%%
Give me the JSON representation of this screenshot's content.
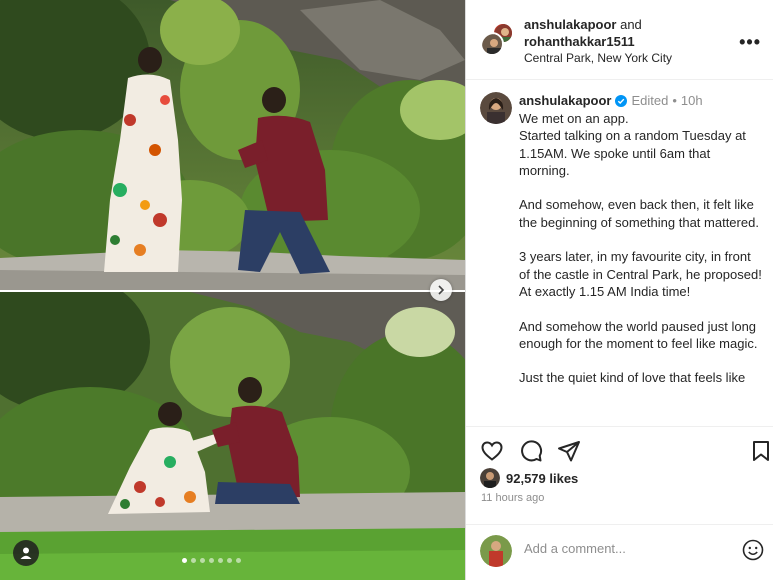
{
  "header": {
    "user1": "anshulakapoor",
    "and_text": "and",
    "user2": "rohanthakkar1511",
    "location": "Central Park, New York City",
    "more_icon": "more-horizontal-icon"
  },
  "caption": {
    "username": "anshulakapoor",
    "verified_icon": "verified-badge-icon",
    "edited": "Edited",
    "separator": "•",
    "time": "10h",
    "paragraphs": [
      "We met on an app.\nStarted talking on a random Tuesday at 1.15AM. We spoke until 6am that morning.",
      "And somehow, even back then, it felt like the beginning of something that mattered.",
      "3 years later, in my favourite city, in front of the castle in Central Park, he proposed! At exactly 1.15 AM India time!",
      "And somehow the world paused just long enough for the moment to feel like magic.",
      "Just the quiet kind of love that feels like"
    ]
  },
  "actions": {
    "like_icon": "heart-icon",
    "comment_icon": "comment-icon",
    "share_icon": "send-icon",
    "save_icon": "bookmark-icon"
  },
  "likes": "92,579 likes",
  "timestamp": "11 hours ago",
  "comment": {
    "placeholder": "Add a comment...",
    "emoji_icon": "emoji-icon"
  },
  "carousel": {
    "total_slides": 7,
    "active_slide": 1,
    "next_icon": "chevron-right-icon",
    "tag_icon": "user-tag-icon"
  },
  "colors": {
    "verified": "#0095f6",
    "muted": "#8e8e8e",
    "border": "#dbdbdb"
  }
}
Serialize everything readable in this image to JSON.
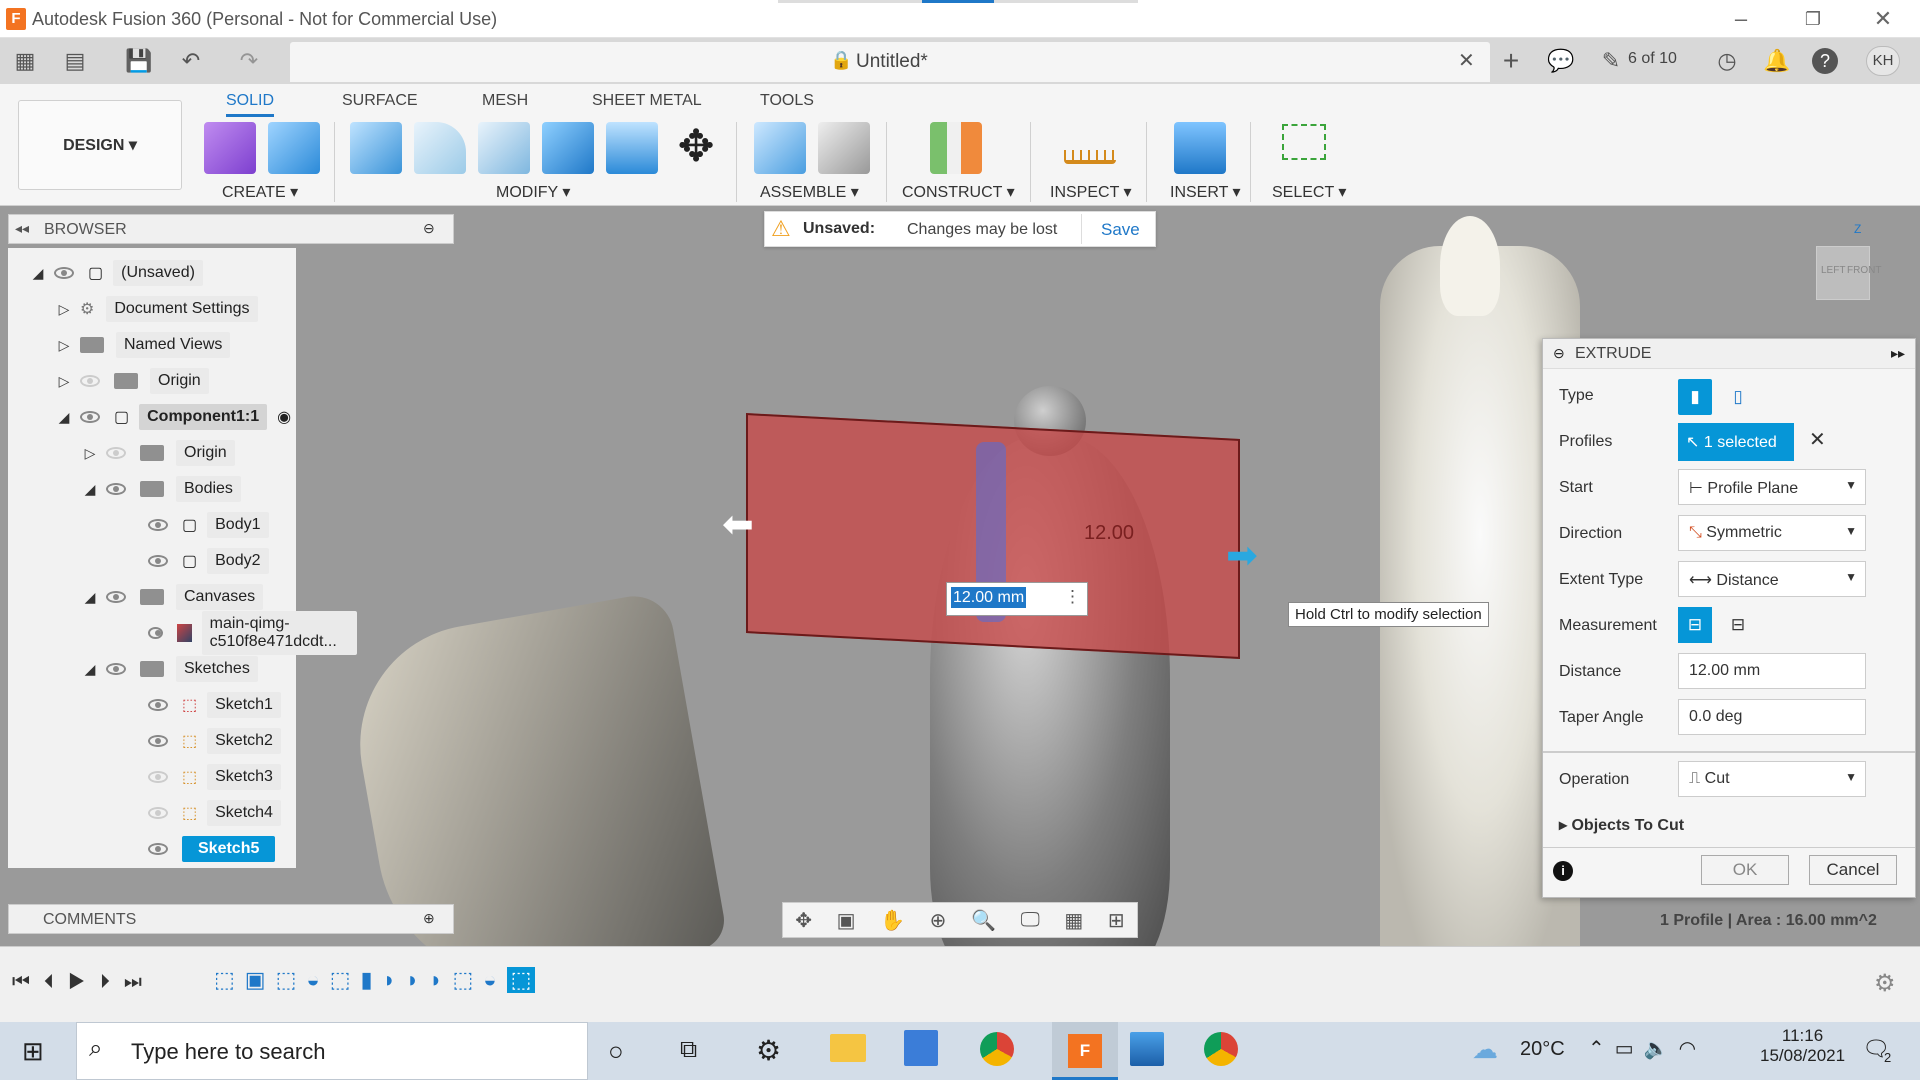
{
  "window": {
    "title": "Autodesk Fusion 360 (Personal - Not for Commercial Use)",
    "logo": "F"
  },
  "qat": {
    "doc_title": "Untitled*",
    "jobs": "6 of 10",
    "user": "KH"
  },
  "ribbon": {
    "workspace": "DESIGN",
    "tabs": [
      "SOLID",
      "SURFACE",
      "MESH",
      "SHEET METAL",
      "TOOLS"
    ],
    "groups": {
      "create": "CREATE",
      "modify": "MODIFY",
      "assemble": "ASSEMBLE",
      "construct": "CONSTRUCT",
      "inspect": "INSPECT",
      "insert": "INSERT",
      "select": "SELECT"
    }
  },
  "browser": {
    "label": "BROWSER",
    "items": {
      "root": "(Unsaved)",
      "doc_settings": "Document Settings",
      "named_views": "Named Views",
      "origin": "Origin",
      "component": "Component1:1",
      "comp_origin": "Origin",
      "bodies": "Bodies",
      "body1": "Body1",
      "body2": "Body2",
      "canvases": "Canvases",
      "canvas1": "main-qimg-c510f8e471dcdt...",
      "sketches": "Sketches",
      "sketch1": "Sketch1",
      "sketch2": "Sketch2",
      "sketch3": "Sketch3",
      "sketch4": "Sketch4",
      "sketch5": "Sketch5"
    }
  },
  "unsaved_bar": {
    "label": "Unsaved:",
    "message": "Changes may be lost",
    "save": "Save"
  },
  "viewport": {
    "dim_input": "12.00 mm",
    "dim_label": "12.00",
    "tooltip": "Hold Ctrl to modify selection",
    "status": "1 Profile | Area : 16.00 mm^2",
    "viewcube": {
      "left": "LEFT",
      "front": "FRONT",
      "axis": "Z"
    }
  },
  "comments": {
    "label": "COMMENTS"
  },
  "extrude": {
    "title": "EXTRUDE",
    "type_label": "Type",
    "profiles_label": "Profiles",
    "profiles_value": "1 selected",
    "start_label": "Start",
    "start_value": "Profile Plane",
    "direction_label": "Direction",
    "direction_value": "Symmetric",
    "extent_label": "Extent Type",
    "extent_value": "Distance",
    "measurement_label": "Measurement",
    "distance_label": "Distance",
    "distance_value": "12.00 mm",
    "taper_label": "Taper Angle",
    "taper_value": "0.0 deg",
    "operation_label": "Operation",
    "operation_value": "Cut",
    "objects_label": "Objects To Cut",
    "ok": "OK",
    "cancel": "Cancel"
  },
  "taskbar": {
    "search_placeholder": "Type here to search",
    "weather": "20°C",
    "time": "11:16",
    "date": "15/08/2021",
    "notifications": "2"
  },
  "colors": {
    "accent": "#1f78c8",
    "selected": "#0696d7",
    "extrude_body": "#c84848",
    "warning": "#f0a020"
  }
}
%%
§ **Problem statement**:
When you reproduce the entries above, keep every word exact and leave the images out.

§ **Answer box**:
Give me the JSON representation of this screenshot's content.
{
  "header": {
    "user1": "anshulakapoor",
    "and_text": "and",
    "user2": "rohanthakkar1511",
    "location": "Central Park, New York City",
    "more_icon": "more-horizontal-icon"
  },
  "caption": {
    "username": "anshulakapoor",
    "verified_icon": "verified-badge-icon",
    "edited": "Edited",
    "separator": "•",
    "time": "10h",
    "paragraphs": [
      "We met on an app.\nStarted talking on a random Tuesday at 1.15AM. We spoke until 6am that morning.",
      "And somehow, even back then, it felt like the beginning of something that mattered.",
      "3 years later, in my favourite city, in front of the castle in Central Park, he proposed! At exactly 1.15 AM India time!",
      "And somehow the world paused just long enough for the moment to feel like magic.",
      "Just the quiet kind of love that feels like"
    ]
  },
  "actions": {
    "like_icon": "heart-icon",
    "comment_icon": "comment-icon",
    "share_icon": "send-icon",
    "save_icon": "bookmark-icon"
  },
  "likes": "92,579 likes",
  "timestamp": "11 hours ago",
  "comment": {
    "placeholder": "Add a comment...",
    "emoji_icon": "emoji-icon"
  },
  "carousel": {
    "total_slides": 7,
    "active_slide": 1,
    "next_icon": "chevron-right-icon",
    "tag_icon": "user-tag-icon"
  },
  "colors": {
    "verified": "#0095f6",
    "muted": "#8e8e8e",
    "border": "#dbdbdb"
  }
}
Serialize everything readable in this image to JSON.
{
  "window": {
    "title": "Autodesk Fusion 360 (Personal - Not for Commercial Use)",
    "logo": "F"
  },
  "qat": {
    "doc_title": "Untitled*",
    "jobs": "6 of 10",
    "user": "KH"
  },
  "ribbon": {
    "workspace": "DESIGN",
    "tabs": [
      "SOLID",
      "SURFACE",
      "MESH",
      "SHEET METAL",
      "TOOLS"
    ],
    "groups": {
      "create": "CREATE",
      "modify": "MODIFY",
      "assemble": "ASSEMBLE",
      "construct": "CONSTRUCT",
      "inspect": "INSPECT",
      "insert": "INSERT",
      "select": "SELECT"
    }
  },
  "browser": {
    "label": "BROWSER",
    "items": {
      "root": "(Unsaved)",
      "doc_settings": "Document Settings",
      "named_views": "Named Views",
      "origin": "Origin",
      "component": "Component1:1",
      "comp_origin": "Origin",
      "bodies": "Bodies",
      "body1": "Body1",
      "body2": "Body2",
      "canvases": "Canvases",
      "canvas1": "main-qimg-c510f8e471dcdt...",
      "sketches": "Sketches",
      "sketch1": "Sketch1",
      "sketch2": "Sketch2",
      "sketch3": "Sketch3",
      "sketch4": "Sketch4",
      "sketch5": "Sketch5"
    }
  },
  "unsaved_bar": {
    "label": "Unsaved:",
    "message": "Changes may be lost",
    "save": "Save"
  },
  "viewport": {
    "dim_input": "12.00 mm",
    "dim_label": "12.00",
    "tooltip": "Hold Ctrl to modify selection",
    "status": "1 Profile | Area : 16.00 mm^2",
    "viewcube": {
      "left": "LEFT",
      "front": "FRONT",
      "axis": "Z"
    }
  },
  "comments": {
    "label": "COMMENTS"
  },
  "extrude": {
    "title": "EXTRUDE",
    "type_label": "Type",
    "profiles_label": "Profiles",
    "profiles_value": "1 selected",
    "start_label": "Start",
    "start_value": "Profile Plane",
    "direction_label": "Direction",
    "direction_value": "Symmetric",
    "extent_label": "Extent Type",
    "extent_value": "Distance",
    "measurement_label": "Measurement",
    "distance_label": "Distance",
    "distance_value": "12.00 mm",
    "taper_label": "Taper Angle",
    "taper_value": "0.0 deg",
    "operation_label": "Operation",
    "operation_value": "Cut",
    "objects_label": "Objects To Cut",
    "ok": "OK",
    "cancel": "Cancel"
  },
  "taskbar": {
    "search_placeholder": "Type here to search",
    "weather": "20°C",
    "time": "11:16",
    "date": "15/08/2021",
    "notifications": "2"
  },
  "colors": {
    "accent": "#1f78c8",
    "selected": "#0696d7",
    "extrude_body": "#c84848",
    "warning": "#f0a020"
  }
}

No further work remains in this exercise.